» Aim of the task
The response must be the exact lines from the one that contains "What data populates" through the end of the material, with no pictures and no additional lines.

Given data section start

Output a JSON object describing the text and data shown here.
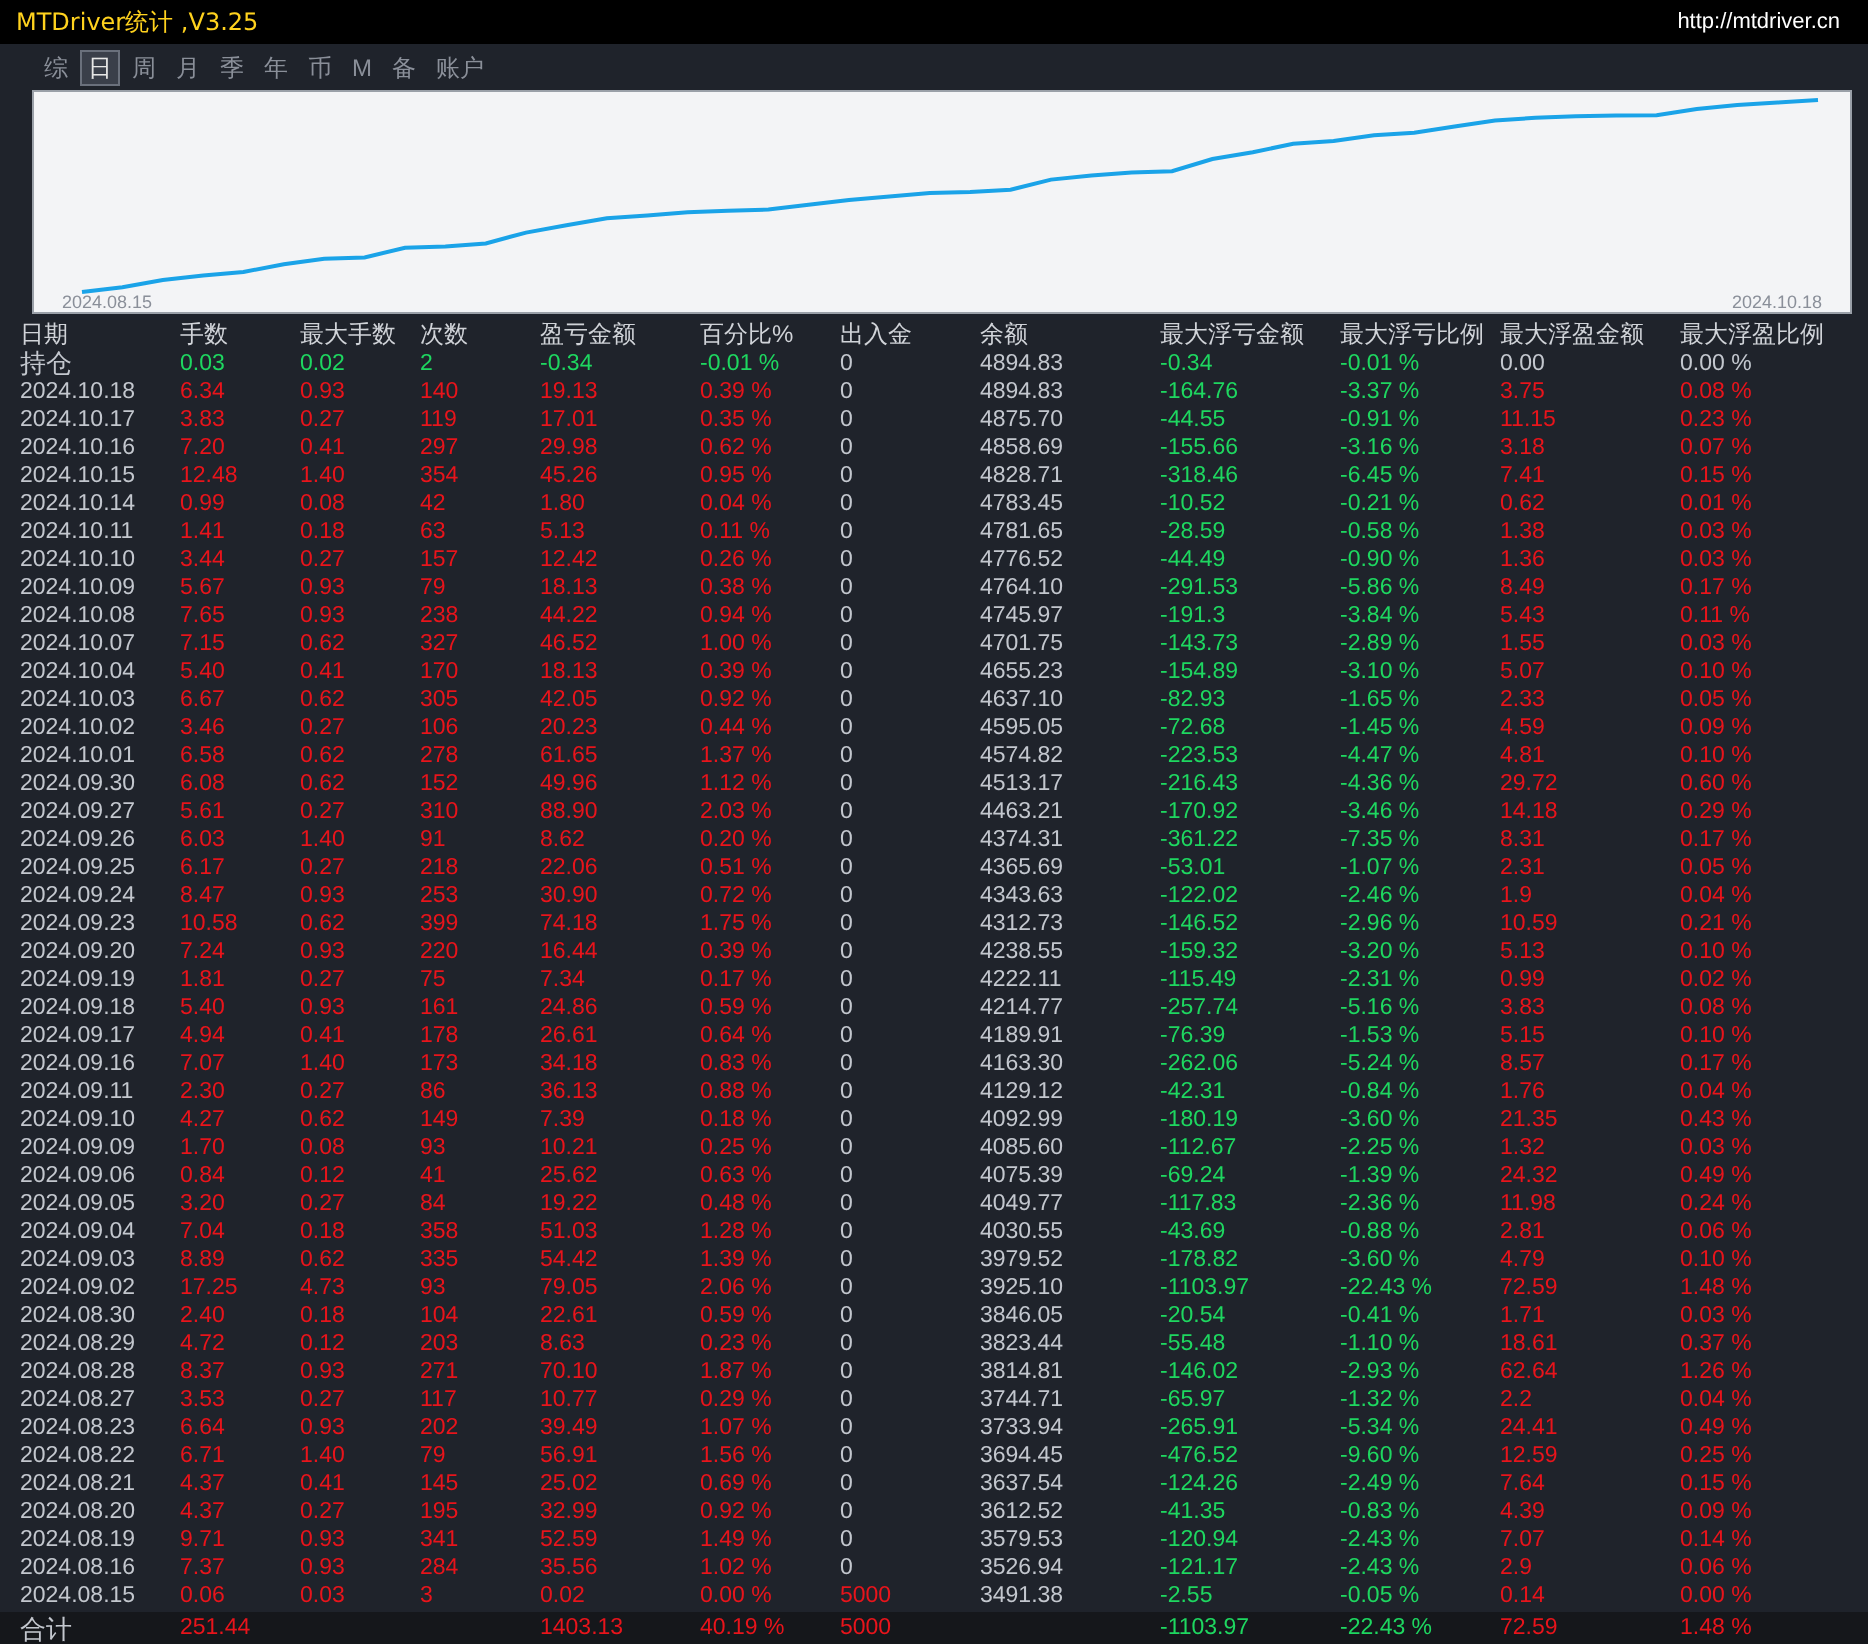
{
  "window": {
    "title": "MTDriver统计 ,V3.25",
    "url": "http://mtdriver.cn"
  },
  "tabs": [
    {
      "label": "综",
      "selected": false
    },
    {
      "label": "日",
      "selected": true
    },
    {
      "label": "周",
      "selected": false
    },
    {
      "label": "月",
      "selected": false
    },
    {
      "label": "季",
      "selected": false
    },
    {
      "label": "年",
      "selected": false
    },
    {
      "label": "币",
      "selected": false
    },
    {
      "label": "M",
      "selected": false
    },
    {
      "label": "备",
      "selected": false
    },
    {
      "label": "账户",
      "selected": false
    }
  ],
  "chart": {
    "start_label": "2024.08.15",
    "end_label": "2024.10.18"
  },
  "table": {
    "columns": [
      "日期",
      "手数",
      "最大手数",
      "次数",
      "盈亏金额",
      "百分比%",
      "出入金",
      "余额",
      "最大浮亏金额",
      "最大浮亏比例",
      "最大浮盈金额",
      "最大浮盈比例"
    ],
    "rows": [
      {
        "kind": "position",
        "cells": [
          "持仓",
          "0.03",
          "0.02",
          "2",
          "-0.34",
          "-0.01 %",
          "0",
          "4894.83",
          "-0.34",
          "-0.01 %",
          "0.00",
          "0.00 %"
        ]
      },
      {
        "kind": "day",
        "cells": [
          "2024.10.18",
          "6.34",
          "0.93",
          "140",
          "19.13",
          "0.39 %",
          "0",
          "4894.83",
          "-164.76",
          "-3.37 %",
          "3.75",
          "0.08 %"
        ]
      },
      {
        "kind": "day",
        "cells": [
          "2024.10.17",
          "3.83",
          "0.27",
          "119",
          "17.01",
          "0.35 %",
          "0",
          "4875.70",
          "-44.55",
          "-0.91 %",
          "11.15",
          "0.23 %"
        ]
      },
      {
        "kind": "day",
        "cells": [
          "2024.10.16",
          "7.20",
          "0.41",
          "297",
          "29.98",
          "0.62 %",
          "0",
          "4858.69",
          "-155.66",
          "-3.16 %",
          "3.18",
          "0.07 %"
        ]
      },
      {
        "kind": "day",
        "cells": [
          "2024.10.15",
          "12.48",
          "1.40",
          "354",
          "45.26",
          "0.95 %",
          "0",
          "4828.71",
          "-318.46",
          "-6.45 %",
          "7.41",
          "0.15 %"
        ]
      },
      {
        "kind": "day",
        "cells": [
          "2024.10.14",
          "0.99",
          "0.08",
          "42",
          "1.80",
          "0.04 %",
          "0",
          "4783.45",
          "-10.52",
          "-0.21 %",
          "0.62",
          "0.01 %"
        ]
      },
      {
        "kind": "day",
        "cells": [
          "2024.10.11",
          "1.41",
          "0.18",
          "63",
          "5.13",
          "0.11 %",
          "0",
          "4781.65",
          "-28.59",
          "-0.58 %",
          "1.38",
          "0.03 %"
        ]
      },
      {
        "kind": "day",
        "cells": [
          "2024.10.10",
          "3.44",
          "0.27",
          "157",
          "12.42",
          "0.26 %",
          "0",
          "4776.52",
          "-44.49",
          "-0.90 %",
          "1.36",
          "0.03 %"
        ]
      },
      {
        "kind": "day",
        "cells": [
          "2024.10.09",
          "5.67",
          "0.93",
          "79",
          "18.13",
          "0.38 %",
          "0",
          "4764.10",
          "-291.53",
          "-5.86 %",
          "8.49",
          "0.17 %"
        ]
      },
      {
        "kind": "day",
        "cells": [
          "2024.10.08",
          "7.65",
          "0.93",
          "238",
          "44.22",
          "0.94 %",
          "0",
          "4745.97",
          "-191.3",
          "-3.84 %",
          "5.43",
          "0.11 %"
        ]
      },
      {
        "kind": "day",
        "cells": [
          "2024.10.07",
          "7.15",
          "0.62",
          "327",
          "46.52",
          "1.00 %",
          "0",
          "4701.75",
          "-143.73",
          "-2.89 %",
          "1.55",
          "0.03 %"
        ]
      },
      {
        "kind": "day",
        "cells": [
          "2024.10.04",
          "5.40",
          "0.41",
          "170",
          "18.13",
          "0.39 %",
          "0",
          "4655.23",
          "-154.89",
          "-3.10 %",
          "5.07",
          "0.10 %"
        ]
      },
      {
        "kind": "day",
        "cells": [
          "2024.10.03",
          "6.67",
          "0.62",
          "305",
          "42.05",
          "0.92 %",
          "0",
          "4637.10",
          "-82.93",
          "-1.65 %",
          "2.33",
          "0.05 %"
        ]
      },
      {
        "kind": "day",
        "cells": [
          "2024.10.02",
          "3.46",
          "0.27",
          "106",
          "20.23",
          "0.44 %",
          "0",
          "4595.05",
          "-72.68",
          "-1.45 %",
          "4.59",
          "0.09 %"
        ]
      },
      {
        "kind": "day",
        "cells": [
          "2024.10.01",
          "6.58",
          "0.62",
          "278",
          "61.65",
          "1.37 %",
          "0",
          "4574.82",
          "-223.53",
          "-4.47 %",
          "4.81",
          "0.10 %"
        ]
      },
      {
        "kind": "day",
        "cells": [
          "2024.09.30",
          "6.08",
          "0.62",
          "152",
          "49.96",
          "1.12 %",
          "0",
          "4513.17",
          "-216.43",
          "-4.36 %",
          "29.72",
          "0.60 %"
        ]
      },
      {
        "kind": "day",
        "cells": [
          "2024.09.27",
          "5.61",
          "0.27",
          "310",
          "88.90",
          "2.03 %",
          "0",
          "4463.21",
          "-170.92",
          "-3.46 %",
          "14.18",
          "0.29 %"
        ]
      },
      {
        "kind": "day",
        "cells": [
          "2024.09.26",
          "6.03",
          "1.40",
          "91",
          "8.62",
          "0.20 %",
          "0",
          "4374.31",
          "-361.22",
          "-7.35 %",
          "8.31",
          "0.17 %"
        ]
      },
      {
        "kind": "day",
        "cells": [
          "2024.09.25",
          "6.17",
          "0.27",
          "218",
          "22.06",
          "0.51 %",
          "0",
          "4365.69",
          "-53.01",
          "-1.07 %",
          "2.31",
          "0.05 %"
        ]
      },
      {
        "kind": "day",
        "cells": [
          "2024.09.24",
          "8.47",
          "0.93",
          "253",
          "30.90",
          "0.72 %",
          "0",
          "4343.63",
          "-122.02",
          "-2.46 %",
          "1.9",
          "0.04 %"
        ]
      },
      {
        "kind": "day",
        "cells": [
          "2024.09.23",
          "10.58",
          "0.62",
          "399",
          "74.18",
          "1.75 %",
          "0",
          "4312.73",
          "-146.52",
          "-2.96 %",
          "10.59",
          "0.21 %"
        ]
      },
      {
        "kind": "day",
        "cells": [
          "2024.09.20",
          "7.24",
          "0.93",
          "220",
          "16.44",
          "0.39 %",
          "0",
          "4238.55",
          "-159.32",
          "-3.20 %",
          "5.13",
          "0.10 %"
        ]
      },
      {
        "kind": "day",
        "cells": [
          "2024.09.19",
          "1.81",
          "0.27",
          "75",
          "7.34",
          "0.17 %",
          "0",
          "4222.11",
          "-115.49",
          "-2.31 %",
          "0.99",
          "0.02 %"
        ]
      },
      {
        "kind": "day",
        "cells": [
          "2024.09.18",
          "5.40",
          "0.93",
          "161",
          "24.86",
          "0.59 %",
          "0",
          "4214.77",
          "-257.74",
          "-5.16 %",
          "3.83",
          "0.08 %"
        ]
      },
      {
        "kind": "day",
        "cells": [
          "2024.09.17",
          "4.94",
          "0.41",
          "178",
          "26.61",
          "0.64 %",
          "0",
          "4189.91",
          "-76.39",
          "-1.53 %",
          "5.15",
          "0.10 %"
        ]
      },
      {
        "kind": "day",
        "cells": [
          "2024.09.16",
          "7.07",
          "1.40",
          "173",
          "34.18",
          "0.83 %",
          "0",
          "4163.30",
          "-262.06",
          "-5.24 %",
          "8.57",
          "0.17 %"
        ]
      },
      {
        "kind": "day",
        "cells": [
          "2024.09.11",
          "2.30",
          "0.27",
          "86",
          "36.13",
          "0.88 %",
          "0",
          "4129.12",
          "-42.31",
          "-0.84 %",
          "1.76",
          "0.04 %"
        ]
      },
      {
        "kind": "day",
        "cells": [
          "2024.09.10",
          "4.27",
          "0.62",
          "149",
          "7.39",
          "0.18 %",
          "0",
          "4092.99",
          "-180.19",
          "-3.60 %",
          "21.35",
          "0.43 %"
        ]
      },
      {
        "kind": "day",
        "cells": [
          "2024.09.09",
          "1.70",
          "0.08",
          "93",
          "10.21",
          "0.25 %",
          "0",
          "4085.60",
          "-112.67",
          "-2.25 %",
          "1.32",
          "0.03 %"
        ]
      },
      {
        "kind": "day",
        "cells": [
          "2024.09.06",
          "0.84",
          "0.12",
          "41",
          "25.62",
          "0.63 %",
          "0",
          "4075.39",
          "-69.24",
          "-1.39 %",
          "24.32",
          "0.49 %"
        ]
      },
      {
        "kind": "day",
        "cells": [
          "2024.09.05",
          "3.20",
          "0.27",
          "84",
          "19.22",
          "0.48 %",
          "0",
          "4049.77",
          "-117.83",
          "-2.36 %",
          "11.98",
          "0.24 %"
        ]
      },
      {
        "kind": "day",
        "cells": [
          "2024.09.04",
          "7.04",
          "0.18",
          "358",
          "51.03",
          "1.28 %",
          "0",
          "4030.55",
          "-43.69",
          "-0.88 %",
          "2.81",
          "0.06 %"
        ]
      },
      {
        "kind": "day",
        "cells": [
          "2024.09.03",
          "8.89",
          "0.62",
          "335",
          "54.42",
          "1.39 %",
          "0",
          "3979.52",
          "-178.82",
          "-3.60 %",
          "4.79",
          "0.10 %"
        ]
      },
      {
        "kind": "day",
        "cells": [
          "2024.09.02",
          "17.25",
          "4.73",
          "93",
          "79.05",
          "2.06 %",
          "0",
          "3925.10",
          "-1103.97",
          "-22.43 %",
          "72.59",
          "1.48 %"
        ]
      },
      {
        "kind": "day",
        "cells": [
          "2024.08.30",
          "2.40",
          "0.18",
          "104",
          "22.61",
          "0.59 %",
          "0",
          "3846.05",
          "-20.54",
          "-0.41 %",
          "1.71",
          "0.03 %"
        ]
      },
      {
        "kind": "day",
        "cells": [
          "2024.08.29",
          "4.72",
          "0.12",
          "203",
          "8.63",
          "0.23 %",
          "0",
          "3823.44",
          "-55.48",
          "-1.10 %",
          "18.61",
          "0.37 %"
        ]
      },
      {
        "kind": "day",
        "cells": [
          "2024.08.28",
          "8.37",
          "0.93",
          "271",
          "70.10",
          "1.87 %",
          "0",
          "3814.81",
          "-146.02",
          "-2.93 %",
          "62.64",
          "1.26 %"
        ]
      },
      {
        "kind": "day",
        "cells": [
          "2024.08.27",
          "3.53",
          "0.27",
          "117",
          "10.77",
          "0.29 %",
          "0",
          "3744.71",
          "-65.97",
          "-1.32 %",
          "2.2",
          "0.04 %"
        ]
      },
      {
        "kind": "day",
        "cells": [
          "2024.08.23",
          "6.64",
          "0.93",
          "202",
          "39.49",
          "1.07 %",
          "0",
          "3733.94",
          "-265.91",
          "-5.34 %",
          "24.41",
          "0.49 %"
        ]
      },
      {
        "kind": "day",
        "cells": [
          "2024.08.22",
          "6.71",
          "1.40",
          "79",
          "56.91",
          "1.56 %",
          "0",
          "3694.45",
          "-476.52",
          "-9.60 %",
          "12.59",
          "0.25 %"
        ]
      },
      {
        "kind": "day",
        "cells": [
          "2024.08.21",
          "4.37",
          "0.41",
          "145",
          "25.02",
          "0.69 %",
          "0",
          "3637.54",
          "-124.26",
          "-2.49 %",
          "7.64",
          "0.15 %"
        ]
      },
      {
        "kind": "day",
        "cells": [
          "2024.08.20",
          "4.37",
          "0.27",
          "195",
          "32.99",
          "0.92 %",
          "0",
          "3612.52",
          "-41.35",
          "-0.83 %",
          "4.39",
          "0.09 %"
        ]
      },
      {
        "kind": "day",
        "cells": [
          "2024.08.19",
          "9.71",
          "0.93",
          "341",
          "52.59",
          "1.49 %",
          "0",
          "3579.53",
          "-120.94",
          "-2.43 %",
          "7.07",
          "0.14 %"
        ]
      },
      {
        "kind": "day",
        "cells": [
          "2024.08.16",
          "7.37",
          "0.93",
          "284",
          "35.56",
          "1.02 %",
          "0",
          "3526.94",
          "-121.17",
          "-2.43 %",
          "2.9",
          "0.06 %"
        ]
      },
      {
        "kind": "deposit",
        "cells": [
          "2024.08.15",
          "0.06",
          "0.03",
          "3",
          "0.02",
          "0.00 %",
          "5000",
          "3491.38",
          "-2.55",
          "-0.05 %",
          "0.14",
          "0.00 %"
        ]
      },
      {
        "kind": "total",
        "cells": [
          "合计",
          "251.44",
          null,
          null,
          "1403.13",
          "40.19 %",
          "5000",
          null,
          "-1103.97",
          "-22.43 %",
          "72.59",
          "1.48 %"
        ]
      }
    ]
  }
}
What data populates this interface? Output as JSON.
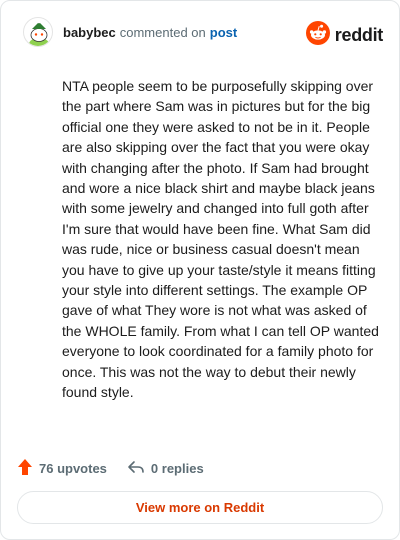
{
  "header": {
    "username": "babybec",
    "action": "commented on",
    "link": "post",
    "logo_text": "reddit"
  },
  "comment": {
    "text": "NTA people seem to be purposefully skipping over the part where Sam was in pictures but for the big official one they were asked to not be in it. People are also skipping over the fact that you were okay with changing after the photo. If Sam had brought and wore a nice black shirt and maybe black jeans with some jewelry and changed into full goth after I'm sure that would have been fine. What Sam did was rude, nice or business casual doesn't mean you have to give up your taste/style it means fitting your style into different settings. The example OP gave of what They wore is not what was asked of the WHOLE family. From what I can tell OP wanted everyone to look coordinated for a family photo for once. This was not the way to debut their newly found style."
  },
  "footer": {
    "upvotes": "76 upvotes",
    "replies": "0 replies",
    "view_more": "View more on Reddit"
  },
  "icons": {
    "avatar": "snoo-avatar-icon",
    "logo": "reddit-snoo-logo-icon",
    "upvote": "upvote-arrow-icon",
    "reply": "reply-arrow-icon"
  },
  "colors": {
    "brand": "#ff4500",
    "link": "#0a63b0",
    "view_more": "#d93900",
    "muted": "#5c6c74"
  }
}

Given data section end

» Solution
What data populates this interface? Output as JSON.
{
  "header": {
    "username": "babybec",
    "action": "commented on",
    "link": "post",
    "logo_text": "reddit"
  },
  "comment": {
    "text": "NTA people seem to be purposefully skipping over the part where Sam was in pictures but for the big official one they were asked to not be in it. People are also skipping over the fact that you were okay with changing after the photo. If Sam had brought and wore a nice black shirt and maybe black jeans with some jewelry and changed into full goth after I'm sure that would have been fine. What Sam did was rude, nice or business casual doesn't mean you have to give up your taste/style it means fitting your style into different settings. The example OP gave of what They wore is not what was asked of the WHOLE family. From what I can tell OP wanted everyone to look coordinated for a family photo for once. This was not the way to debut their newly found style."
  },
  "footer": {
    "upvotes": "76 upvotes",
    "replies": "0 replies",
    "view_more": "View more on Reddit"
  },
  "icons": {
    "avatar": "snoo-avatar-icon",
    "logo": "reddit-snoo-logo-icon",
    "upvote": "upvote-arrow-icon",
    "reply": "reply-arrow-icon"
  },
  "colors": {
    "brand": "#ff4500",
    "link": "#0a63b0",
    "view_more": "#d93900",
    "muted": "#5c6c74"
  }
}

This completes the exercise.